**YOUR ASSIGNMENT**
Reply with the data below, repeated exactly in full.

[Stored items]
───

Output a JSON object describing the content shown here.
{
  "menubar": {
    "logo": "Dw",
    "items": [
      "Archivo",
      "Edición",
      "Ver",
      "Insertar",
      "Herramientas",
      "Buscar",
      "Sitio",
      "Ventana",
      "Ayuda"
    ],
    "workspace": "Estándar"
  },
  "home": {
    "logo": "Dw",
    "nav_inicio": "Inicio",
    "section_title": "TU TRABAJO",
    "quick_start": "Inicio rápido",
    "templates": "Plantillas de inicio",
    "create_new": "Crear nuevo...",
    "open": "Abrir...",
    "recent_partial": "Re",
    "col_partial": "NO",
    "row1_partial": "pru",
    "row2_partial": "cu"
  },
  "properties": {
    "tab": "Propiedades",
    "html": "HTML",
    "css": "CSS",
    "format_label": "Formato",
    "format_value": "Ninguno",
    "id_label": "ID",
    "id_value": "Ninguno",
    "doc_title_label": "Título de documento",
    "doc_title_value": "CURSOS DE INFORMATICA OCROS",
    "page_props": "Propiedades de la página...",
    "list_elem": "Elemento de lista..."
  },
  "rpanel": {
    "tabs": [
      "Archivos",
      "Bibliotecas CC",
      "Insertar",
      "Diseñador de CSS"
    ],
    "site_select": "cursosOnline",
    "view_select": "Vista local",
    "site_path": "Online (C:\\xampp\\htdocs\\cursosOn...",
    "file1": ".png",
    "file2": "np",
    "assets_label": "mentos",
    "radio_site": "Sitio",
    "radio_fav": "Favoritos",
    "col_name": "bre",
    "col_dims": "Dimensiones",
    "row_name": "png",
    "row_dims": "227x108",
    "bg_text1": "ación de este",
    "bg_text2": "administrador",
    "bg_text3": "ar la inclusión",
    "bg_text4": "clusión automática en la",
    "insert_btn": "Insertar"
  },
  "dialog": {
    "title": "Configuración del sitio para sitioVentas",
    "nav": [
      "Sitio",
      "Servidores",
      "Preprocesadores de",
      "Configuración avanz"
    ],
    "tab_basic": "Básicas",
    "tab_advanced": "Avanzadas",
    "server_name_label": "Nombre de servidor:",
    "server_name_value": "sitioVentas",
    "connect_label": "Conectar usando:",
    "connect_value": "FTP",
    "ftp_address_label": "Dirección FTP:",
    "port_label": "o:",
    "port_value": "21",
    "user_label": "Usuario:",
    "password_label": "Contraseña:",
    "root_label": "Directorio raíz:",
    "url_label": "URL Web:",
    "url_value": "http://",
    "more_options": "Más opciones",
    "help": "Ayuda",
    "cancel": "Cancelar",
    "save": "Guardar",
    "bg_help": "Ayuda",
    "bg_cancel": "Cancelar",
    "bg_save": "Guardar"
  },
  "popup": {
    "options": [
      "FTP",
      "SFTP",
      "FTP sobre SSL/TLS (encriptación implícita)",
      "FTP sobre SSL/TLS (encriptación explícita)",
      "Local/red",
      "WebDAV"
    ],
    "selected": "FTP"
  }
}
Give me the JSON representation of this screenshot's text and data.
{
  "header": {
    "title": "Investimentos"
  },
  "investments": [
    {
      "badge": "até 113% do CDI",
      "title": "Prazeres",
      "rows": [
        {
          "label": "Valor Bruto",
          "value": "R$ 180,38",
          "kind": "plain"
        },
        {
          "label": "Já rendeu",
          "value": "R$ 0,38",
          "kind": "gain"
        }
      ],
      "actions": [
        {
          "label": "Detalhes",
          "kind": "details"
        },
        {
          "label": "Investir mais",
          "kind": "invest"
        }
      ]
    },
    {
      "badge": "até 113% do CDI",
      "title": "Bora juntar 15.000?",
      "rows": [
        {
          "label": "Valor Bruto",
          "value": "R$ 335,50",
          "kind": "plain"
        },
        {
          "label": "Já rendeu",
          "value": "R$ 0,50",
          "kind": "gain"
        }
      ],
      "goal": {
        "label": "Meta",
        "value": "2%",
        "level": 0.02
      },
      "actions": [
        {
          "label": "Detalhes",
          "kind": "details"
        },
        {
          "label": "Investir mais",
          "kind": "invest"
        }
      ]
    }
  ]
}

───

**OUTPUT FOR THIS EXERCISE**
Output a JSON object describing the content shown here.
{
  "menubar": {
    "logo": "Dw",
    "items": [
      "Archivo",
      "Edición",
      "Ver",
      "Insertar",
      "Herramientas",
      "Buscar",
      "Sitio",
      "Ventana",
      "Ayuda"
    ],
    "workspace": "Estándar"
  },
  "home": {
    "logo": "Dw",
    "nav_inicio": "Inicio",
    "section_title": "TU TRABAJO",
    "quick_start": "Inicio rápido",
    "templates": "Plantillas de inicio",
    "create_new": "Crear nuevo...",
    "open": "Abrir...",
    "recent_partial": "Re",
    "col_partial": "NO",
    "row1_partial": "pru",
    "row2_partial": "cu"
  },
  "properties": {
    "tab": "Propiedades",
    "html": "HTML",
    "css": "CSS",
    "format_label": "Formato",
    "format_value": "Ninguno",
    "id_label": "ID",
    "id_value": "Ninguno",
    "doc_title_label": "Título de documento",
    "doc_title_value": "CURSOS DE INFORMATICA OCROS",
    "page_props": "Propiedades de la página...",
    "list_elem": "Elemento de lista..."
  },
  "rpanel": {
    "tabs": [
      "Archivos",
      "Bibliotecas CC",
      "Insertar",
      "Diseñador de CSS"
    ],
    "site_select": "cursosOnline",
    "view_select": "Vista local",
    "site_path": "Online (C:\\xampp\\htdocs\\cursosOn...",
    "file1": ".png",
    "file2": "np",
    "assets_label": "mentos",
    "radio_site": "Sitio",
    "radio_fav": "Favoritos",
    "col_name": "bre",
    "col_dims": "Dimensiones",
    "row_name": "png",
    "row_dims": "227x108",
    "bg_text1": "ación de este",
    "bg_text2": "administrador",
    "bg_text3": "ar la inclusión",
    "bg_text4": "clusión automática en la",
    "insert_btn": "Insertar"
  },
  "dialog": {
    "title": "Configuración del sitio para sitioVentas",
    "nav": [
      "Sitio",
      "Servidores",
      "Preprocesadores de",
      "Configuración avanz"
    ],
    "tab_basic": "Básicas",
    "tab_advanced": "Avanzadas",
    "server_name_label": "Nombre de servidor:",
    "server_name_value": "sitioVentas",
    "connect_label": "Conectar usando:",
    "connect_value": "FTP",
    "ftp_address_label": "Dirección FTP:",
    "port_label": "o:",
    "port_value": "21",
    "user_label": "Usuario:",
    "password_label": "Contraseña:",
    "root_label": "Directorio raíz:",
    "url_label": "URL Web:",
    "url_value": "http://",
    "more_options": "Más opciones",
    "help": "Ayuda",
    "cancel": "Cancelar",
    "save": "Guardar",
    "bg_help": "Ayuda",
    "bg_cancel": "Cancelar",
    "bg_save": "Guardar"
  },
  "popup": {
    "options": [
      "FTP",
      "SFTP",
      "FTP sobre SSL/TLS (encriptación implícita)",
      "FTP sobre SSL/TLS (encriptación explícita)",
      "Local/red",
      "WebDAV"
    ],
    "selected": "FTP"
  }
}
Give me the JSON representation of this screenshot's text and data.
{
  "header": {
    "title": "Investimentos"
  },
  "investments": [
    {
      "badge": "até 113% do CDI",
      "title": "Prazeres",
      "rows": [
        {
          "label": "Valor Bruto",
          "value": "R$ 180,38",
          "kind": "plain"
        },
        {
          "label": "Já rendeu",
          "value": "R$ 0,38",
          "kind": "gain"
        }
      ],
      "actions": [
        {
          "label": "Detalhes",
          "kind": "details"
        },
        {
          "label": "Investir mais",
          "kind": "invest"
        }
      ]
    },
    {
      "badge": "até 113% do CDI",
      "title": "Bora juntar 15.000?",
      "rows": [
        {
          "label": "Valor Bruto",
          "value": "R$ 335,50",
          "kind": "plain"
        },
        {
          "label": "Já rendeu",
          "value": "R$ 0,50",
          "kind": "gain"
        }
      ],
      "goal": {
        "label": "Meta",
        "value": "2%",
        "level": 0.02
      },
      "actions": [
        {
          "label": "Detalhes",
          "kind": "details"
        },
        {
          "label": "Investir mais",
          "kind": "invest"
        }
      ]
    }
  ]
}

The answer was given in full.